Exhibiting Difficult Games

I think a lot of games curators will have spent today thinking about this post by Nathalie Lawhead, in which Lawhead recounts a recent experience of showing her game Everything is going to be OK at an event. The experience as she tells it has positive elements but was overall pretty stressful, with a lot of moments where players performed youtube-style “what is this WEIRD GAME” baffled screaming. Her experience was clearly not the best; Lawhead’s game is in some ways inaccessible and it rejects many of the conventions that make games easy to grasp in a crowded expo or exhibition environment. She writes:

I feel like, if you show games like this to total consumers audience, you have to prepare the audience for it. The setting and context has to be differentiated. You HAVE to create a space that basically screams “THESE ARE ART DON’T EXPECT A TRADITIONAL GAME”. You have to make some kind of point that people have to be open minded.
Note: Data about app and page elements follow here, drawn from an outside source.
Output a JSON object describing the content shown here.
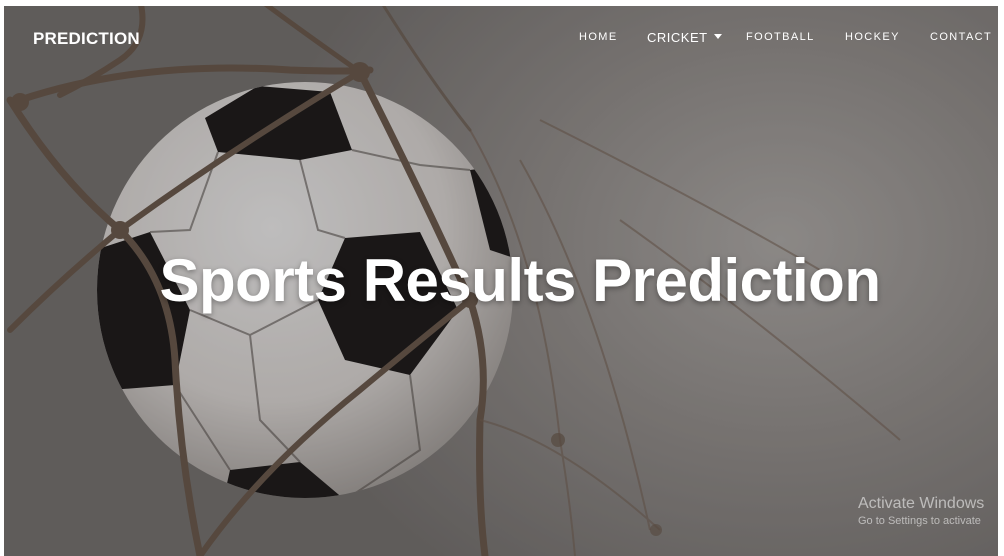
{
  "brand": {
    "name": "PREDICTION"
  },
  "nav": {
    "items": [
      {
        "label": "HOME"
      },
      {
        "label": "CRICKET",
        "has_dropdown": true
      },
      {
        "label": "FOOTBALL"
      },
      {
        "label": "HOCKEY"
      },
      {
        "label": "CONTACT"
      }
    ]
  },
  "hero": {
    "title": "Sports Results Prediction",
    "image": "soccer-ball-in-net"
  },
  "watermark": {
    "title": "Activate Windows",
    "subtitle": "Go to Settings to activate"
  },
  "colors": {
    "text": "#ffffff",
    "ball_white": "#f0eeec",
    "ball_black": "#1a1818",
    "net_rope": "#6f5e50"
  }
}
Create a space that encourages respect.

Pop-Up City

Pop-Up City is a game we made to run on the Ellipse at the Museum of London, for one night only.

The Ellipse is an amazing huge screen that wraps around a whole room, a grid of 48,000 LEDs suspended around a central atrium, a widespread screen measuring 1200 pixels wide and only 40 high. It’s very pretty. And we were very excited to make a game for it.

August physical play roundup

The word "big" chalked onto bricks

It’s August! As always there’s some open calls and conferences and games going on, but there’s also a lot of interesting writing around this month.

Open Calls

WordPlay is back in Toronto and has an open call out for games and talks relating to the use of words in contemporary games. Games that are accepted for the showcase receive an artist fee of $80.

And Game on! El arte en juego, in Buenos Aires, also has a call out for an event to take place in December. The google form to submit a game is here. (No artist fee or travel support currently available, but past iterations of the event have obviously been great). They’re keen on experimental games, interactive playful objects, strange controllers and all sorts.